Franco's Spain, Queer Nation?, Gema Pérez-Sánchez Apr 2000

Franco's Spain, Queer Nation?, Gema Pérez-Sánchez

University of Michigan Journal of Law Reform

This Article discusses how, through its juridical apparatus, the Spanish dictatorship of Francisco Franco sought to define and to contain homosexuality, followed by examples of how underground queer activism contested homophobic laws. The Article concludes by analyzing a literary work to illustrate the social impact of Francoism's homophobic law against homosexuality.


Hegemony, Coercion, And Their Teeth-Gritting Harmony: A Commentary On Power, Culture, And Sexuality In Franco's Spain, Ratna Kapur, Tayyab Mahmud Apr 2000

Hegemony, Coercion, And Their Teeth-Gritting Harmony: A Commentary On Power, Culture, And Sexuality In Franco's Spain, Ratna Kapur, Tayyab Mahmud

University of Michigan Journal of Law Reform

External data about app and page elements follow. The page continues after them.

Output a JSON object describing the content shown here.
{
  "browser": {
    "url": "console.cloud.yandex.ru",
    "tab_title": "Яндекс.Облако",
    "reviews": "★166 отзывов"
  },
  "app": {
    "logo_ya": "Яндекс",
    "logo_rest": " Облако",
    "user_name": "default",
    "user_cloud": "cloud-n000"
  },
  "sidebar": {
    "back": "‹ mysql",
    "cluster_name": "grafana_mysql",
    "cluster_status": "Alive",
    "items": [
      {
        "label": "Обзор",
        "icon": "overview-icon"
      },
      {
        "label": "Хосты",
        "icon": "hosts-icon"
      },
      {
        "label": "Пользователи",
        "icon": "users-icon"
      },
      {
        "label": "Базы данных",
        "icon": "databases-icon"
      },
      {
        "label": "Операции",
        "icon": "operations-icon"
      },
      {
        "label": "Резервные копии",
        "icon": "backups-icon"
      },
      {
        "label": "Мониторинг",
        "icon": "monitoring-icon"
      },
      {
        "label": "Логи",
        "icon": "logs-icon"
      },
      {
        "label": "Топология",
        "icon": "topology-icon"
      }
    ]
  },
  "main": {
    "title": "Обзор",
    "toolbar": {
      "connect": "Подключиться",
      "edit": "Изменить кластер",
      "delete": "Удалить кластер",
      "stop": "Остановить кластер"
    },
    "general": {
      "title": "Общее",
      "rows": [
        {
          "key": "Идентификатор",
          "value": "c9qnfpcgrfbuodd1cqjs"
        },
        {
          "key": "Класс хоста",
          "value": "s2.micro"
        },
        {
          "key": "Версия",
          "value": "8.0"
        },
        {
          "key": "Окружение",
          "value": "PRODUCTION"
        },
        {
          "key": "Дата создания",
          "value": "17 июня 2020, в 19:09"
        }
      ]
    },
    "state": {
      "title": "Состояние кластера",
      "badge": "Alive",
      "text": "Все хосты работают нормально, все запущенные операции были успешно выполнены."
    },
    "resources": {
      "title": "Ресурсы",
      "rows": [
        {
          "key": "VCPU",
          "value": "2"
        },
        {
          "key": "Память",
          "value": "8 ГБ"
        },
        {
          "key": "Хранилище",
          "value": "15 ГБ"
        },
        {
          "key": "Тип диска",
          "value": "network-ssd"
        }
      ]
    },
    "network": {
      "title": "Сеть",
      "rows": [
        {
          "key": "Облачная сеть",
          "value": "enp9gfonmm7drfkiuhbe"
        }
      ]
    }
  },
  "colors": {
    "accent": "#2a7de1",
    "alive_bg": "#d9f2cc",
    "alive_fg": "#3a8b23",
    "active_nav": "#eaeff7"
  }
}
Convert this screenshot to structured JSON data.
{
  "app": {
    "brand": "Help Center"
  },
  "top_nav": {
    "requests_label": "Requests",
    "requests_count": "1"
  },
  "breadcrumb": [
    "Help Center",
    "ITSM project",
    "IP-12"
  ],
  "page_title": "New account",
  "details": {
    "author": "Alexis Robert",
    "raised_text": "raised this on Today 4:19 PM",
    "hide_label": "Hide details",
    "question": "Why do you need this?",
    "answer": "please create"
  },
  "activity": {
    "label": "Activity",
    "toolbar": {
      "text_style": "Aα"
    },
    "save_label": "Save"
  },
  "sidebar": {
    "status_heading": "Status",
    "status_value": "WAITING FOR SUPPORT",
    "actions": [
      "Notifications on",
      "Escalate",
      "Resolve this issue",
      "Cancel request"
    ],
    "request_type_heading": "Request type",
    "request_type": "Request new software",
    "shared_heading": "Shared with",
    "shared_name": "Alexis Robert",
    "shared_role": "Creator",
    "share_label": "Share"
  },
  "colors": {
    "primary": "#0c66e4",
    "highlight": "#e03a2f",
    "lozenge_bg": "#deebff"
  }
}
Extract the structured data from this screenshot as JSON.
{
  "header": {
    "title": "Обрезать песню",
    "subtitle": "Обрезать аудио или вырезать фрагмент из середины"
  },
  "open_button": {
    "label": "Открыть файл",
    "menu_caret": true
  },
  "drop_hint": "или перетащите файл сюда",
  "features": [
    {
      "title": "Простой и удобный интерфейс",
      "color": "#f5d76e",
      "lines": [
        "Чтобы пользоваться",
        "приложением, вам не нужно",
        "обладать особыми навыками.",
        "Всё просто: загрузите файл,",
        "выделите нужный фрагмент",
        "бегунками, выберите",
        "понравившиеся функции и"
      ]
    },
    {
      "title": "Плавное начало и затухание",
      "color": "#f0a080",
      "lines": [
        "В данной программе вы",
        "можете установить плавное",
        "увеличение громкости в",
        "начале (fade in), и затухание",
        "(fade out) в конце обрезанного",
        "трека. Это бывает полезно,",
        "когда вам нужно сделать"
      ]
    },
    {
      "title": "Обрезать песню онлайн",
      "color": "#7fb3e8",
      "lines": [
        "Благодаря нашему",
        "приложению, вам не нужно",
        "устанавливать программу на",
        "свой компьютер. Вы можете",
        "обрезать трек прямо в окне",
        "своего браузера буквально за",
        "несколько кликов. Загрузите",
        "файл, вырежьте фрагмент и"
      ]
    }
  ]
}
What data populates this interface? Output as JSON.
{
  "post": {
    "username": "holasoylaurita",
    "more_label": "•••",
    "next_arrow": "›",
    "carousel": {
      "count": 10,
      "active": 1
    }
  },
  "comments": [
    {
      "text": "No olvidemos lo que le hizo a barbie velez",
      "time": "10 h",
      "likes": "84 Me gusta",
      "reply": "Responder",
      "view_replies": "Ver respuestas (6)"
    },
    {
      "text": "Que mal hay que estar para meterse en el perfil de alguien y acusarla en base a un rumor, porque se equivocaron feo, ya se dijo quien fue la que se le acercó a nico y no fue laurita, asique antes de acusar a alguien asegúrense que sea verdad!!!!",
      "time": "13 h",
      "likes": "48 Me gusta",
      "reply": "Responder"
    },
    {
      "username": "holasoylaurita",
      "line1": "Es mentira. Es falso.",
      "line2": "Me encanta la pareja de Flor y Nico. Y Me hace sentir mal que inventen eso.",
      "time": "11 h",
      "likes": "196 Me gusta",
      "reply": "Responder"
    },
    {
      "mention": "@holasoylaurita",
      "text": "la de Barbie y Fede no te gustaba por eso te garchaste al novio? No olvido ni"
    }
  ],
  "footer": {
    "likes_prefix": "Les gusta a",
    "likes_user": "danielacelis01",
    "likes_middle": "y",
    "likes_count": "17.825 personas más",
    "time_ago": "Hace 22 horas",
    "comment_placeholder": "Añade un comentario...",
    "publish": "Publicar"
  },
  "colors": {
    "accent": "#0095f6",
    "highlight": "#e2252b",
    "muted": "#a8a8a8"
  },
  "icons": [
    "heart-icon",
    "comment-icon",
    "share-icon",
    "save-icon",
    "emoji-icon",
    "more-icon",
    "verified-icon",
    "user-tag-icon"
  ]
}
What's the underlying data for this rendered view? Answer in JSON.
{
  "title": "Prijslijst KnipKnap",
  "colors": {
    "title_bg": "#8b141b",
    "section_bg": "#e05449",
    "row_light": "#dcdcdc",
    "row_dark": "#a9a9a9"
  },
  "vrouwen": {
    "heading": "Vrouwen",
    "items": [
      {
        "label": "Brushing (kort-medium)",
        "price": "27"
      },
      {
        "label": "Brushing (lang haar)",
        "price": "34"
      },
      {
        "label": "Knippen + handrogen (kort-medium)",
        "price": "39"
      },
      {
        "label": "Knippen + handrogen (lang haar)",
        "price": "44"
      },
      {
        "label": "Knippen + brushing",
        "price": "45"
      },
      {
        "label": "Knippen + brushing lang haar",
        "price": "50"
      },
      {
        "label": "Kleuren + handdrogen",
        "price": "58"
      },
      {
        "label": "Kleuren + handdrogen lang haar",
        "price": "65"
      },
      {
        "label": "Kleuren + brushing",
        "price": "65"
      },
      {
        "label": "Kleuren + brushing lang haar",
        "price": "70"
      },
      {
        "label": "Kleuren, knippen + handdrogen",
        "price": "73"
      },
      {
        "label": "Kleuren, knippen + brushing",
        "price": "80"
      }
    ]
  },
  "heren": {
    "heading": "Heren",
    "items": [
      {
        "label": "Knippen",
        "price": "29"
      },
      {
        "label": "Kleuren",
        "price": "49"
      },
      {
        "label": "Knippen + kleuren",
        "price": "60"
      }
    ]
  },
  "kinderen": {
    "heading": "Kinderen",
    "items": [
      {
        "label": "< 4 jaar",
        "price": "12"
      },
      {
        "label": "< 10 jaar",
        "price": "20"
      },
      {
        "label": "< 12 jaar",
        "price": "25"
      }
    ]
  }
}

Professor Gema Pérez-Sánchez's article, Franco's Spain, Queer Nation? focuses on the last years of Francisco Franco's fascist dictatorship and the early years of the young Spanish democracy, roughly from the late 1960's to the early 1980's. The centerpiece of her article looks at how, through law, Franco's regime sought to define and contain what it considered dangerous social behavior, particularly homosexuality. She traces how the state not only exercised hegemonic control over definitions of gender and sexuality, but also established well-defined roles for women and drew clear lines between what constituted legitimate and illegitimate ...